_WHAT IS EXPECTED_. Find and copy each line of the records where the string "title" shows up.

SOURCE MATERIAL Block Start

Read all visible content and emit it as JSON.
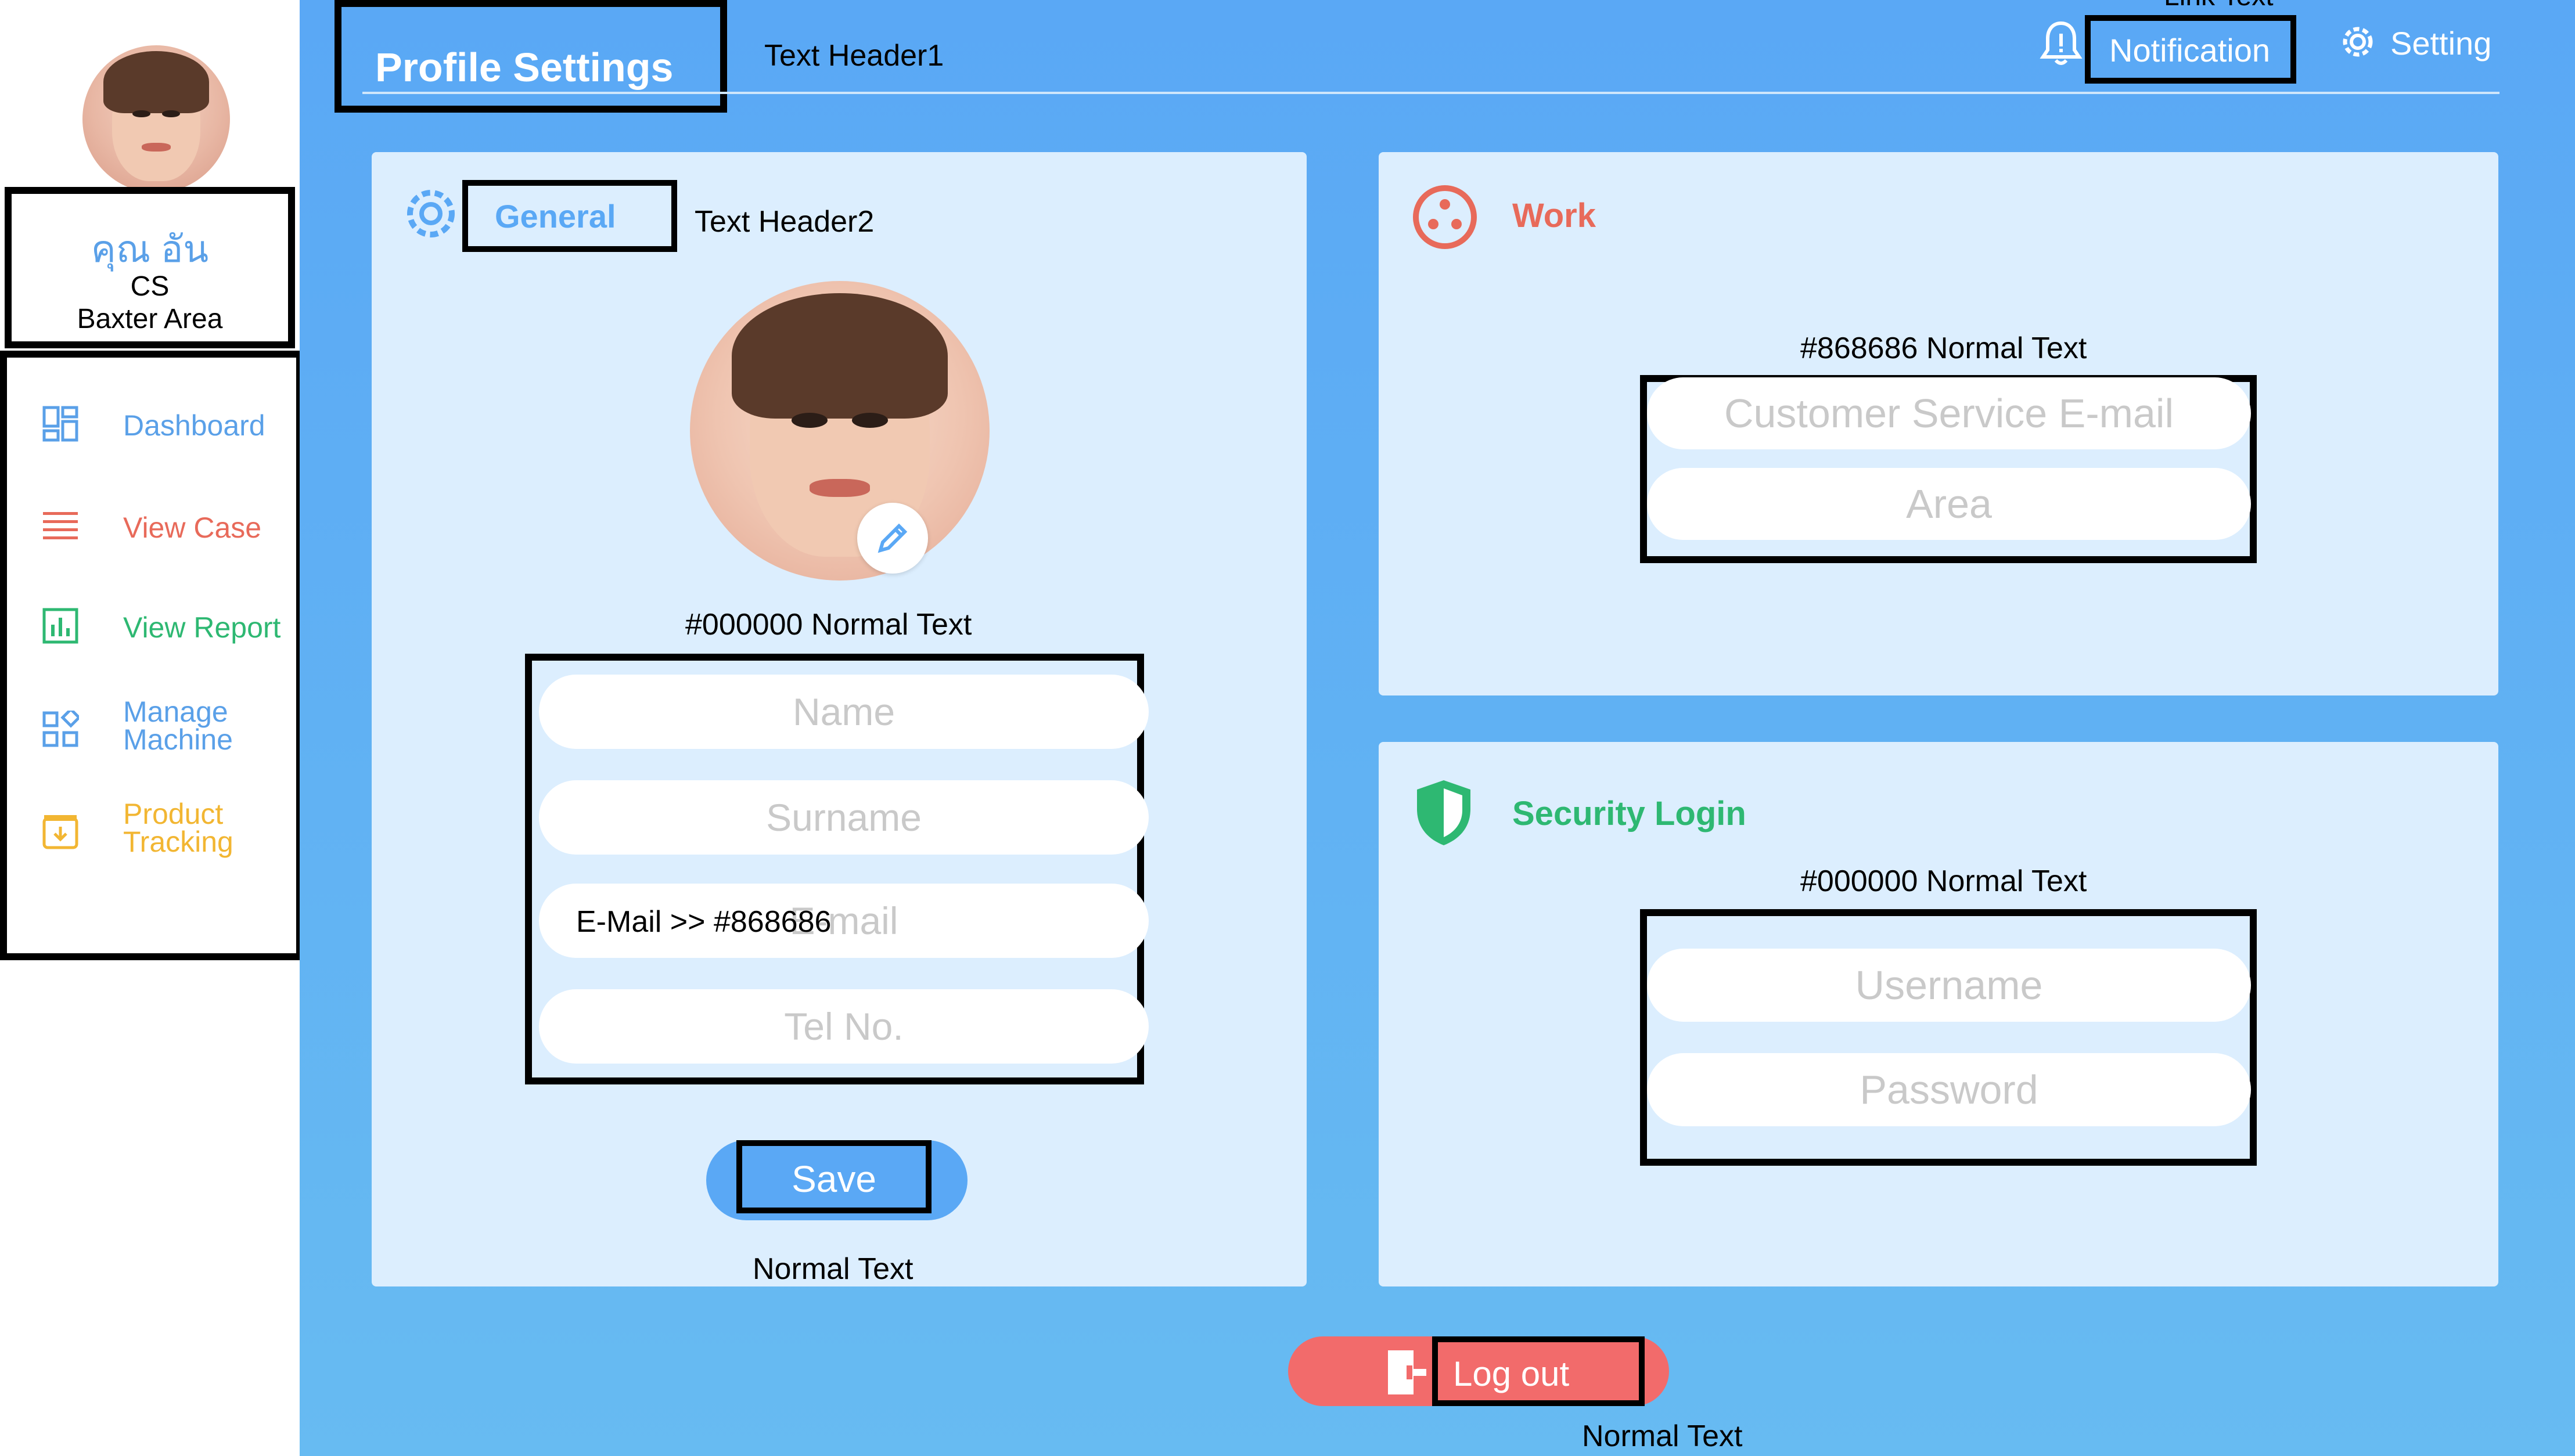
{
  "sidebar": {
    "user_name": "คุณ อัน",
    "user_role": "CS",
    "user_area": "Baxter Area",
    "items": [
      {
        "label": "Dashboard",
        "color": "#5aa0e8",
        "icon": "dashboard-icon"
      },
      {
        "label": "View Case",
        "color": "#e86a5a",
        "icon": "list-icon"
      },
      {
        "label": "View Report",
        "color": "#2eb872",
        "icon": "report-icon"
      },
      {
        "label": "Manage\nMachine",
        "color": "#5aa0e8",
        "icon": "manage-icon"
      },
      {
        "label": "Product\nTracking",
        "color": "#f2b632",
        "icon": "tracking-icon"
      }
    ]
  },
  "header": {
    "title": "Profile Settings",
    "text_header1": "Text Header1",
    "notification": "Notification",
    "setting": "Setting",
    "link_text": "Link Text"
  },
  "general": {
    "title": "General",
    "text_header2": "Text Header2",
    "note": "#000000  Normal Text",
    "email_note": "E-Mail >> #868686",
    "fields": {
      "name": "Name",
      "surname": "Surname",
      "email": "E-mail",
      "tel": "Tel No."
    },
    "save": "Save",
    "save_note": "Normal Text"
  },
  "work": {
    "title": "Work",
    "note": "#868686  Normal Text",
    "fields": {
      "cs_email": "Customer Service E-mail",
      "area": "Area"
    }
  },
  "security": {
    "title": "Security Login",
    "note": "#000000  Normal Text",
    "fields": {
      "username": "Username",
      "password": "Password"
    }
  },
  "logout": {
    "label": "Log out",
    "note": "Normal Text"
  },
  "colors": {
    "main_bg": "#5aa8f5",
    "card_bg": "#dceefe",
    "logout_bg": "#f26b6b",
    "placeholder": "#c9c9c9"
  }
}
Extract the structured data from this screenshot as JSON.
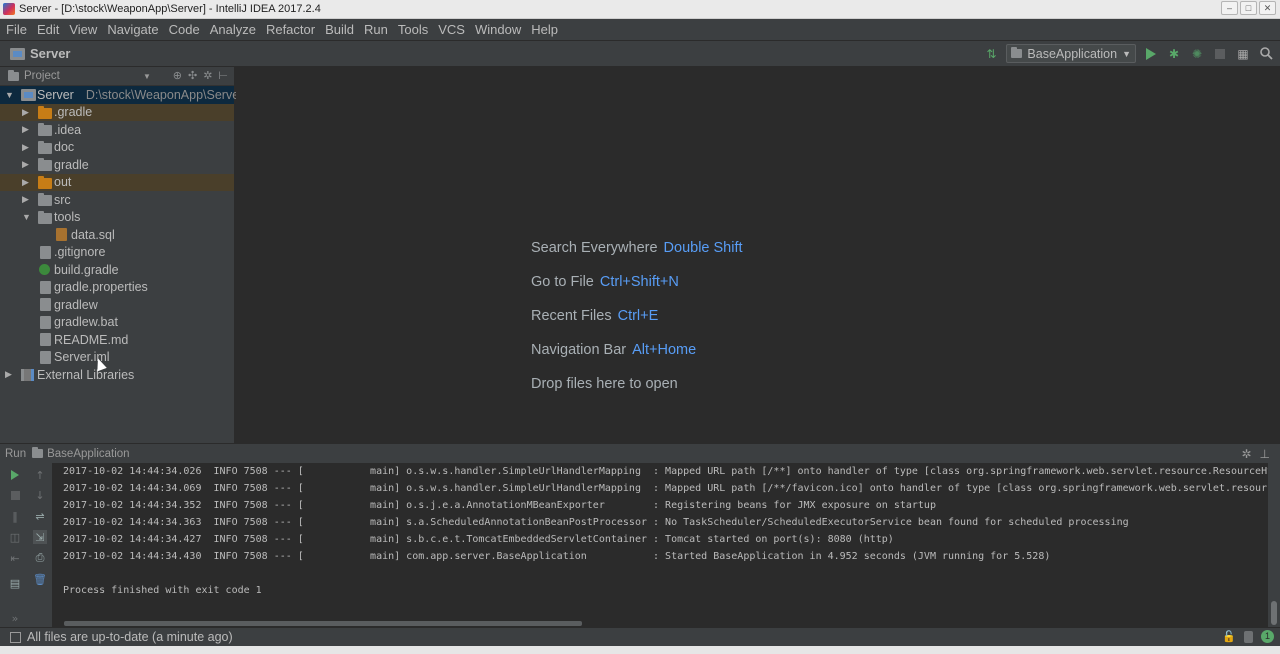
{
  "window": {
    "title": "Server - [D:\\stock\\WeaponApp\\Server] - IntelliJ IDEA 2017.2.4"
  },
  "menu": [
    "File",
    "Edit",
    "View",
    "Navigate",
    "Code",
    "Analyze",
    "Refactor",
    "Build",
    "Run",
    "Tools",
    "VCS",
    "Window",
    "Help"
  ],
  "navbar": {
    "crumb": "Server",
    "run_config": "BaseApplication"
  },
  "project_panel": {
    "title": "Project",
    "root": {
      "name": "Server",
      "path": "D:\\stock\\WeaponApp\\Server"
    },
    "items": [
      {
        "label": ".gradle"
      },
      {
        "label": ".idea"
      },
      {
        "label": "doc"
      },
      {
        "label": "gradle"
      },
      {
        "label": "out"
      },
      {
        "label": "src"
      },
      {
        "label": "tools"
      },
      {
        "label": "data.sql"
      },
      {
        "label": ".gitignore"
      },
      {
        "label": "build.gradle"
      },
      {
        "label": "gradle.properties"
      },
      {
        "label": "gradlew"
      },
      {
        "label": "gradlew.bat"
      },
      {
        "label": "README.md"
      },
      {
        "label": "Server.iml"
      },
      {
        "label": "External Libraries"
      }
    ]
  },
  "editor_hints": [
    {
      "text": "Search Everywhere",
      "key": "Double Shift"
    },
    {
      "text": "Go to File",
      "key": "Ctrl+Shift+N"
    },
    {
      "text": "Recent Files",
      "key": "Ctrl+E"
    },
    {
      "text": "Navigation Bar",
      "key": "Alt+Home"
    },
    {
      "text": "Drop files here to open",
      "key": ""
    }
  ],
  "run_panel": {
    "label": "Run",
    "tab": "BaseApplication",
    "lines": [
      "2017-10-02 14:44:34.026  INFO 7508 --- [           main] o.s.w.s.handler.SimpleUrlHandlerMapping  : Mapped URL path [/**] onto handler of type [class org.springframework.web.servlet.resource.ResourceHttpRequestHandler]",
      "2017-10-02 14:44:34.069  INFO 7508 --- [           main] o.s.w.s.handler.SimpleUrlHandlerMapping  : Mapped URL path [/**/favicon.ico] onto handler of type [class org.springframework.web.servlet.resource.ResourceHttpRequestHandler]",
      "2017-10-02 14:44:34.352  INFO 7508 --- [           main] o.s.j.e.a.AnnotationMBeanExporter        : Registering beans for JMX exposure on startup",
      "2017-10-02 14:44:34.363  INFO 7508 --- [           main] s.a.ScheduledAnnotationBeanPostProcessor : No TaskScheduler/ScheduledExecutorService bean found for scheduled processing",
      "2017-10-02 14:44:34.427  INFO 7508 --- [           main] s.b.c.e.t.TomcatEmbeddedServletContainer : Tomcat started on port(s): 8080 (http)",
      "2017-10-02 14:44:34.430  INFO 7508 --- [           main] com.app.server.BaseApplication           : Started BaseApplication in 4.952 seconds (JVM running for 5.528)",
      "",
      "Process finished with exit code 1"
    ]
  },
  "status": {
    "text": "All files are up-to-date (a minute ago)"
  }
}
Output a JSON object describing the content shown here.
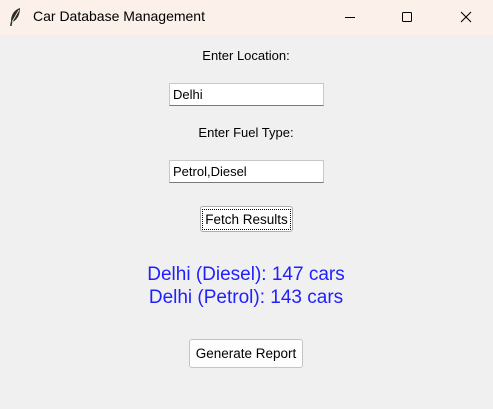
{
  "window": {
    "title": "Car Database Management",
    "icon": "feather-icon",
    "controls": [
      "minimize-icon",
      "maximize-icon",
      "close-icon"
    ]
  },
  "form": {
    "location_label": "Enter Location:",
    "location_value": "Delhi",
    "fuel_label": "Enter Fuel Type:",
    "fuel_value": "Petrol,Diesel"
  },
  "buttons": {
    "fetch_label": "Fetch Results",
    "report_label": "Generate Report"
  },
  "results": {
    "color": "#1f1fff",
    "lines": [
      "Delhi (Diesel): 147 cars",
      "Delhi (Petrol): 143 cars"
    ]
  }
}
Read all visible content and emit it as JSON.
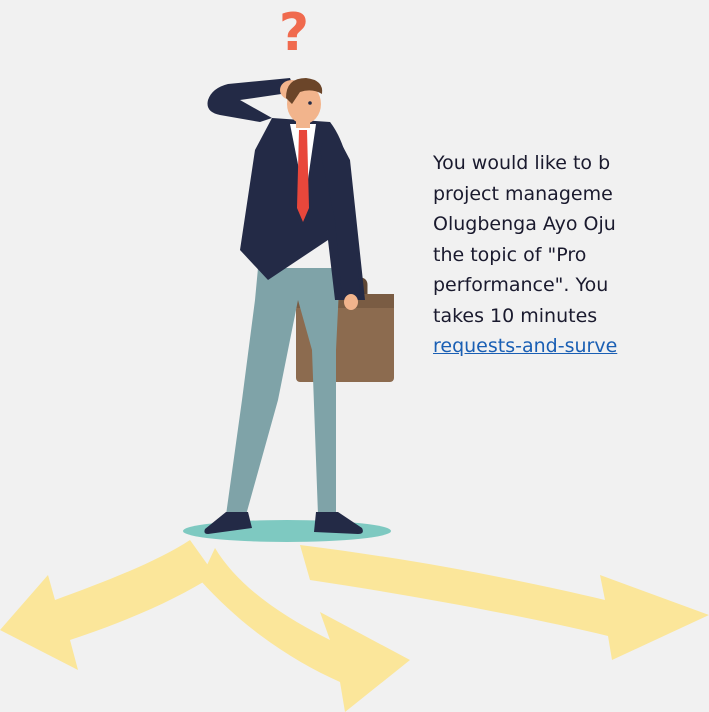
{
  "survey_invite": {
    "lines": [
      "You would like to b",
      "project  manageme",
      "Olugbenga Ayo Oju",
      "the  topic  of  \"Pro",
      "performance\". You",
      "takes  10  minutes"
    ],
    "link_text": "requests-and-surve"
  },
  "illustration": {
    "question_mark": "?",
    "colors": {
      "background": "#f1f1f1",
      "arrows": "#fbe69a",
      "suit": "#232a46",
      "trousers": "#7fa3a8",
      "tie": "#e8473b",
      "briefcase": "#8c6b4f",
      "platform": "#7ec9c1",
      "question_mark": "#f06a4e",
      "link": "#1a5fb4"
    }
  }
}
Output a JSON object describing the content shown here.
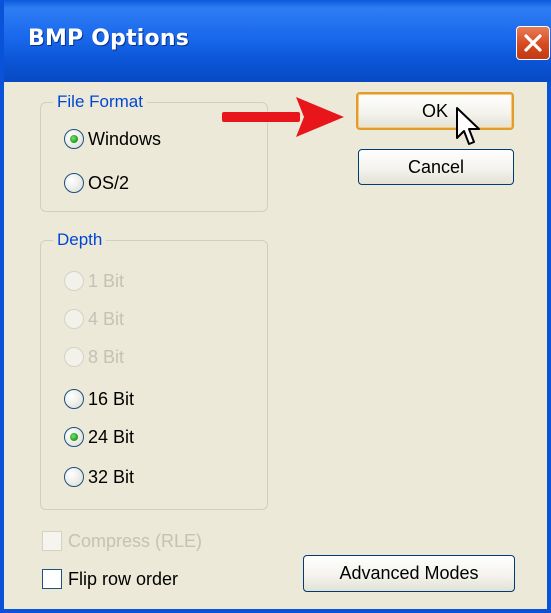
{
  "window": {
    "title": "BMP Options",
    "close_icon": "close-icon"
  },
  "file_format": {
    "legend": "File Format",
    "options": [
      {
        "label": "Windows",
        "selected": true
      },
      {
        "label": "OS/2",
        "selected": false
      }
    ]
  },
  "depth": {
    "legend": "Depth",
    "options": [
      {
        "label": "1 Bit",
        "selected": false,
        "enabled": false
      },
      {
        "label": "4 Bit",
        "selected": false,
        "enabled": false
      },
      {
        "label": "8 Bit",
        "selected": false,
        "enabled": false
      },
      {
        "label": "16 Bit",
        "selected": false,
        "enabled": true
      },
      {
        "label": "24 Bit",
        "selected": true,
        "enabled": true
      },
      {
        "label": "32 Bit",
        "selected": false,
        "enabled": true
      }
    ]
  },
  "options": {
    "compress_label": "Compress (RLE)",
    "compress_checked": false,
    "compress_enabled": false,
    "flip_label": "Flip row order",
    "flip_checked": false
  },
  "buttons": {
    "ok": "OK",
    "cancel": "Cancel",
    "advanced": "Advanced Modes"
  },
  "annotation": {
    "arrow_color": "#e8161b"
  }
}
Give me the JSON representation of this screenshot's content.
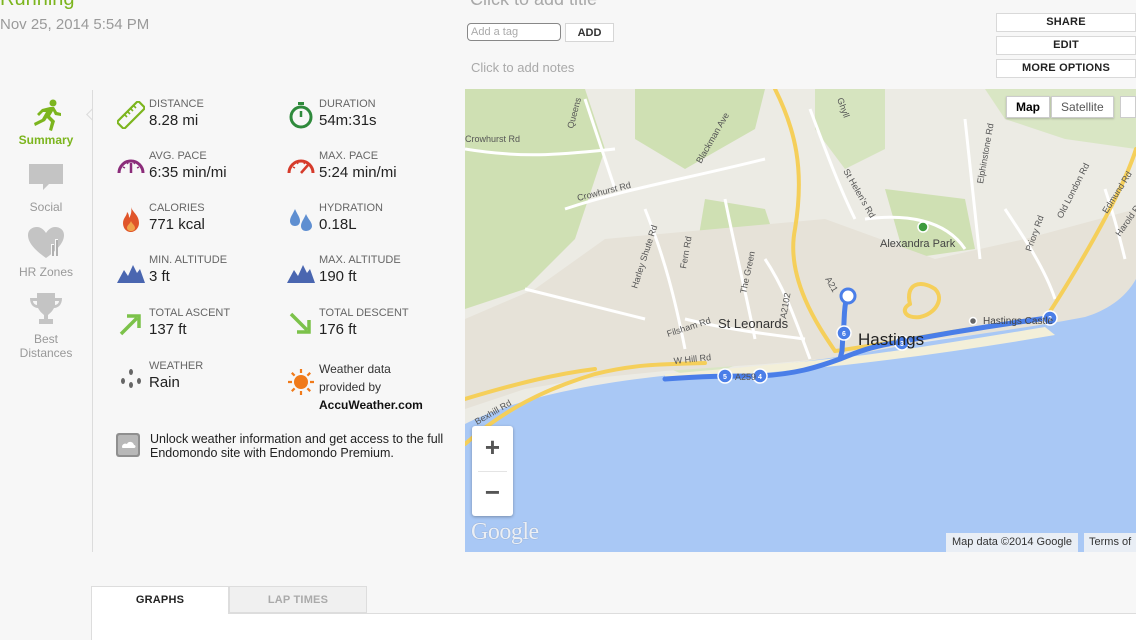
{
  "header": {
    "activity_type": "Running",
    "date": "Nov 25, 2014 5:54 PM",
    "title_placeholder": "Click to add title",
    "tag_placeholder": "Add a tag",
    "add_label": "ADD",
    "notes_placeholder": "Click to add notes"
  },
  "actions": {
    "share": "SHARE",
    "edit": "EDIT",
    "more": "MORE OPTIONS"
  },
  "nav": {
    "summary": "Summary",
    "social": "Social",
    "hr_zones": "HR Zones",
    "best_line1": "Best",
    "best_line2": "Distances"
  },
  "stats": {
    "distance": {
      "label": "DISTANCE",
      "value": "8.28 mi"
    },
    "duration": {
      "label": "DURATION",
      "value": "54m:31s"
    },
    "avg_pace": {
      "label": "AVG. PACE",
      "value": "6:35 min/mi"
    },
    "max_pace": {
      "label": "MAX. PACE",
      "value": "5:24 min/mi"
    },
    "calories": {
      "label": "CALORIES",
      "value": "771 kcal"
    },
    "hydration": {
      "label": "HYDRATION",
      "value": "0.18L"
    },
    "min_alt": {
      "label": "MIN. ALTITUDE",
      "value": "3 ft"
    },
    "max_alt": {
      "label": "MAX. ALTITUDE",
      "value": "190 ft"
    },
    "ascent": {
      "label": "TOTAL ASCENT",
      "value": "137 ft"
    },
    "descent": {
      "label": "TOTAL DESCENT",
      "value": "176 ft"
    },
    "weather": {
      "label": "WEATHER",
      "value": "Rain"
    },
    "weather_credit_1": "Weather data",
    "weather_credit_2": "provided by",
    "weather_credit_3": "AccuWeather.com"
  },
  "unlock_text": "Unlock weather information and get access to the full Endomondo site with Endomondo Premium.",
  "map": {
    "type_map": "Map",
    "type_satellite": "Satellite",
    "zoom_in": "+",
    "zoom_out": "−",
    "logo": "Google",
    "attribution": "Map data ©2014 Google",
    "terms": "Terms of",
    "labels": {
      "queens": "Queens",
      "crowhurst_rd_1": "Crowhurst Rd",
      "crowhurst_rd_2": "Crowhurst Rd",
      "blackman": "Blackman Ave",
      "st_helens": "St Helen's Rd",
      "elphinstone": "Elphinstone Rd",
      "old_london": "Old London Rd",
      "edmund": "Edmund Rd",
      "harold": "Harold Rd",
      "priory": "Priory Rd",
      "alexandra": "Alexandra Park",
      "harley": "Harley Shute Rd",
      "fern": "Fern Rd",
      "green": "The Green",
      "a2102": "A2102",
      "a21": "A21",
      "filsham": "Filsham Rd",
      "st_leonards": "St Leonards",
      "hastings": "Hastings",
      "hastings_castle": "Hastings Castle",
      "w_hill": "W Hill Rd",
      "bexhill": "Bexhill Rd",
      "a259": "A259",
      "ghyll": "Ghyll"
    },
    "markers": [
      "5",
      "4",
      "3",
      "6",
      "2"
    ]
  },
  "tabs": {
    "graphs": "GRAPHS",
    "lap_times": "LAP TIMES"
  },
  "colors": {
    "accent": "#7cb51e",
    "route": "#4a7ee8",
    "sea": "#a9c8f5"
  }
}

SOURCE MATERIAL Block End

_SOLUTION_.
    "title": "Profile Settings",
    "title": "General",
    "title": "Work",
    "title": "Security Login",
    "title": "Server - [D:\\stock\\WeaponApp\\Server] - IntelliJ IDEA 2017.2.4"
    "title": "Project",
    "title": "Car Database Management",
    "title": "BMP Options",
    "title_placeholder": "Click to add title",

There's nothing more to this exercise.